Common-to-World Determinants, Error Components and Excluded Variables

We assume our error term sijkt is composed of three elements. First, a common-to-world but time varying component 1t reflecting trends in the public’s awareness of environmental problems, in abatement technology, and in world prices. We capture these common-to-world components via a linear time trend. Second, we include time invariant site components 9 ijk to reflect unmeasured meteorological or topographical features of a site as well as any time invariant country-specific effects such as government or country type. And finally we include an idiosyncratic component vijkt reflecting both human and machine measurement error at the site. Most of these assumptions are not controversial, although the issue of government type deserves some discussion website.

In developing our model we allowed pollution policy to be flexible and responsive to changes in the economy. In contrast, we took the existing level of trade frictions b as exogenous. Since trade frictions undoubtedly contain a component reflecting trade policy we have in fact taken this part of policy as exogenous. This assumption may be problematic if pollution and trade policies are correlated because political economy considerations, income levels, and other factors jointly determine them. Consider for example government type.
Suppose our sample of countries was divided into two types: democracies and communist countries. Suppose democracies are both relatively open and fairly clean, while communist countries are relatively closed to trade and very dirty. As a result, if we ignore the correlation of trade and environmental policy induced by political systems, our trade intensity measure may be correlated with our equation’s error term.

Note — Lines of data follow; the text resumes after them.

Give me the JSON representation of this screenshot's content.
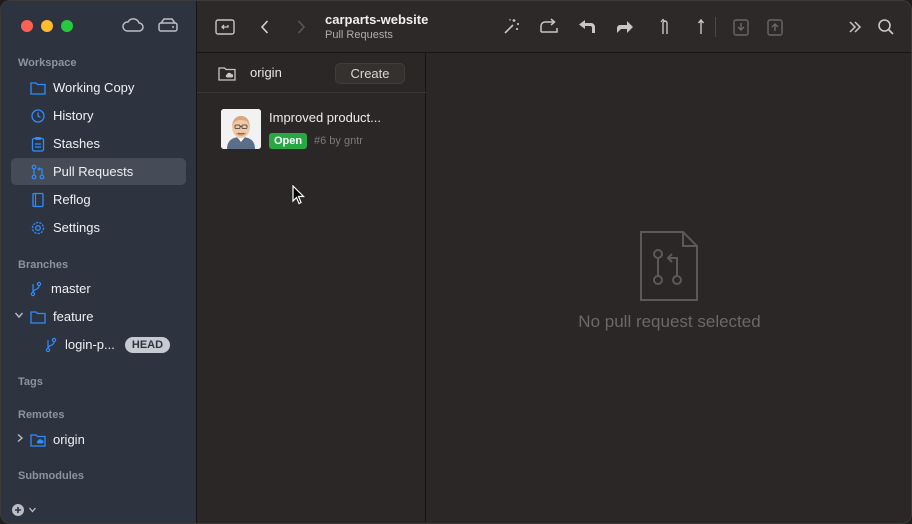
{
  "colors": {
    "sidebar_bg": "#2d3440",
    "accent_blue": "#2f8cff",
    "open_badge": "#28a745",
    "selected_bg": "#454c58"
  },
  "sidebar": {
    "workspace_label": "Workspace",
    "workspace_items": [
      {
        "label": "Working Copy",
        "icon": "folder-icon"
      },
      {
        "label": "History",
        "icon": "clock-icon"
      },
      {
        "label": "Stashes",
        "icon": "clipboard-icon"
      },
      {
        "label": "Pull Requests",
        "icon": "pull-request-icon",
        "selected": true
      },
      {
        "label": "Reflog",
        "icon": "book-icon"
      },
      {
        "label": "Settings",
        "icon": "gear-icon"
      }
    ],
    "branches_label": "Branches",
    "branches": {
      "master": "master",
      "feature": "feature",
      "login": "login-p...",
      "head_badge": "HEAD"
    },
    "tags_label": "Tags",
    "remotes_label": "Remotes",
    "remote_origin": "origin",
    "submodules_label": "Submodules"
  },
  "toolbar": {
    "title": "carparts-website",
    "subtitle": "Pull Requests"
  },
  "list": {
    "remote": "origin",
    "create_label": "Create",
    "items": [
      {
        "title": "Improved product...",
        "status": "Open",
        "meta": "#6 by gntr"
      }
    ]
  },
  "detail": {
    "empty_text": "No pull request selected"
  }
}
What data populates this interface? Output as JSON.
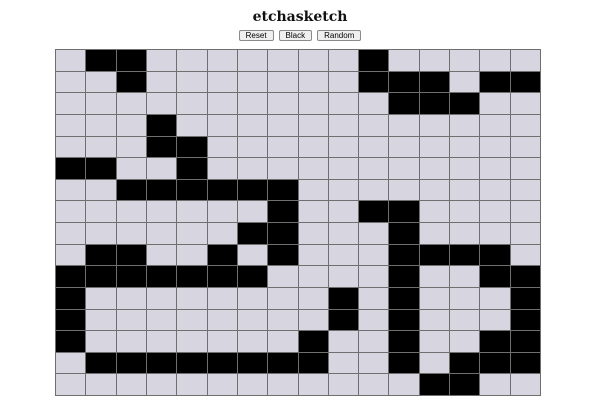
{
  "app": {
    "title": "etchasketch"
  },
  "toolbar": {
    "reset_label": "Reset",
    "black_label": "Black",
    "random_label": "Random"
  },
  "grid": {
    "columns": 16,
    "rows": 16,
    "cell_color": "#d7d6e0",
    "filled_color": "#000000",
    "grid_line_color": "#6f6f6f",
    "pattern": [
      "0110000000100000",
      "0010000000111011",
      "0000000000011100",
      "0001000000000000",
      "0001100000000000",
      "1100100000000000",
      "0011111100000000",
      "0000000100110000",
      "0000001100010000",
      "0110010100011110",
      "1111111000010011",
      "1000000001010001",
      "1000000001010001",
      "1000000010010011",
      "0111111110010111",
      "0000000000001100"
    ]
  }
}
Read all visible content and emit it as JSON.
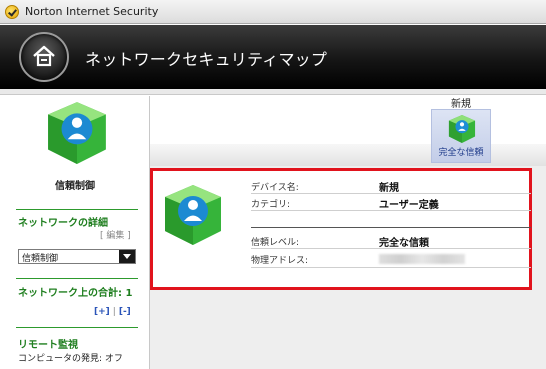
{
  "window": {
    "title": "Norton Internet Security"
  },
  "header": {
    "title": "ネットワークセキュリティマップ",
    "home_icon": "home-icon"
  },
  "device_tab": {
    "heading": "新規",
    "label": "完全な信頼"
  },
  "sidebar": {
    "caption": "信頼制御",
    "network_details": {
      "heading": "ネットワークの詳細",
      "edit_label": "[ 編集 ]"
    },
    "select": {
      "value": "信頼制御"
    },
    "network_total": {
      "label": "ネットワーク上の合計: 1"
    },
    "add_remove": {
      "plus": "[+]",
      "separator": "|",
      "minus": "[-]"
    },
    "remote_monitor": {
      "heading": "リモート監視",
      "discovery": "コンピュータの発見: オフ"
    }
  },
  "details": {
    "device_name": {
      "label": "デバイス名:",
      "value": "新規"
    },
    "category": {
      "label": "カテゴリ:",
      "value": "ユーザー定義"
    },
    "trust_level": {
      "label": "信頼レベル:",
      "value": "完全な信頼"
    },
    "mac_address": {
      "label": "物理アドレス:"
    }
  },
  "colors": {
    "highlight_border": "#e1131d",
    "accent_green": "#1e7e1e",
    "link_blue": "#2b54b8",
    "header_dark": "#151515"
  }
}
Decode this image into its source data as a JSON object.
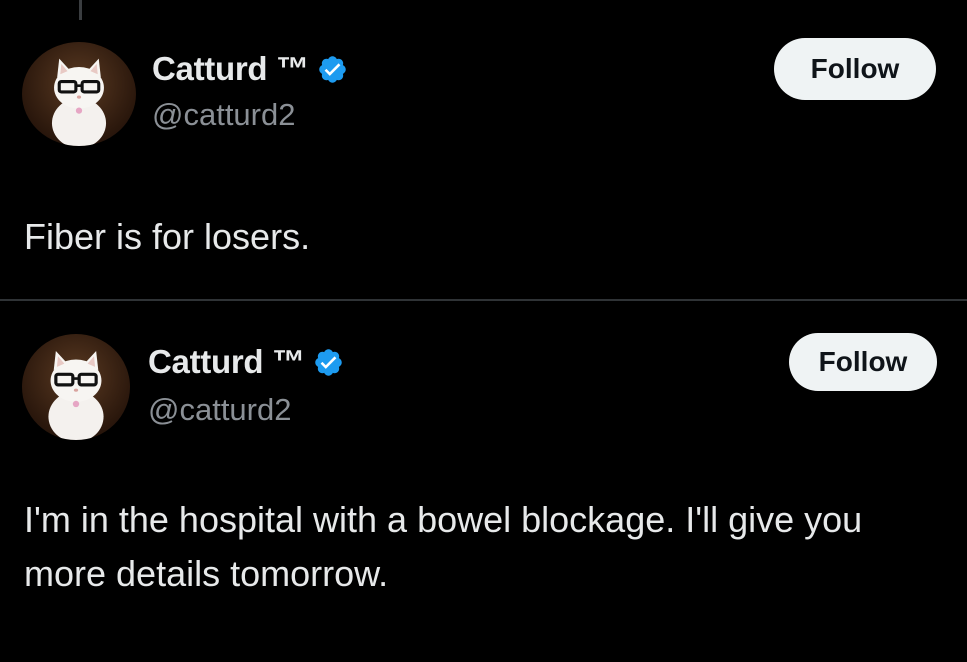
{
  "tweets": [
    {
      "display_name": "Catturd ™",
      "handle": "@catturd2",
      "follow_label": "Follow",
      "text": "Fiber is for losers.",
      "verified": true
    },
    {
      "display_name": "Catturd ™",
      "handle": "@catturd2",
      "follow_label": "Follow",
      "text": "I'm in the hospital with a bowel blockage. I'll give you more details tomorrow.",
      "verified": true
    }
  ],
  "colors": {
    "background": "#000000",
    "text": "#e7e9ea",
    "handle": "#8b9096",
    "verified": "#1d9bf0",
    "follow_bg": "#eff3f4",
    "follow_text": "#0f1419",
    "divider": "#2f3336"
  },
  "icons": {
    "verified": "verified-badge-icon",
    "avatar": "cat-with-glasses-avatar"
  }
}
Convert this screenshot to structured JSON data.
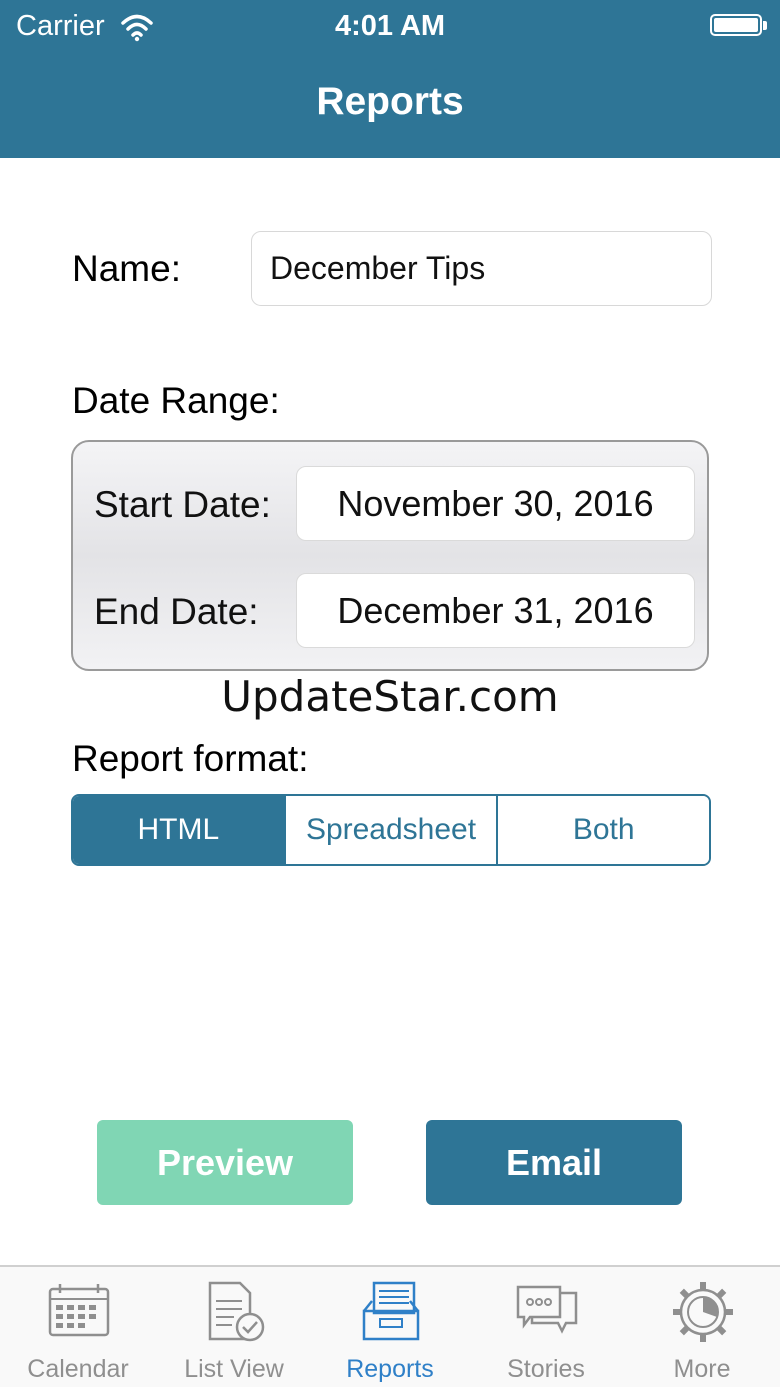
{
  "status_bar": {
    "carrier": "Carrier",
    "time": "4:01 AM"
  },
  "nav": {
    "title": "Reports"
  },
  "form": {
    "name_label": "Name:",
    "name_value": "December Tips",
    "date_range_label": "Date Range:",
    "start_label": "Start Date:",
    "start_value": "November 30, 2016",
    "end_label": "End Date:",
    "end_value": "December 31, 2016",
    "format_label": "Report format:",
    "formats": [
      "HTML",
      "Spreadsheet",
      "Both"
    ],
    "selected_format": "HTML"
  },
  "watermark": "UpdateStar.com",
  "actions": {
    "preview_label": "Preview",
    "email_label": "Email"
  },
  "tabs": [
    {
      "label": "Calendar",
      "icon": "calendar-icon"
    },
    {
      "label": "List View",
      "icon": "list-view-icon"
    },
    {
      "label": "Reports",
      "icon": "reports-icon",
      "active": true
    },
    {
      "label": "Stories",
      "icon": "stories-icon"
    },
    {
      "label": "More",
      "icon": "gear-icon"
    }
  ],
  "colors": {
    "accent": "#2e7596",
    "preview": "#80d6b4",
    "active_tab": "#2f80c8",
    "inactive_tab": "#8f8f8f"
  }
}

All else equal, open economies will appear cleaner because they are open rather than because they are democracies.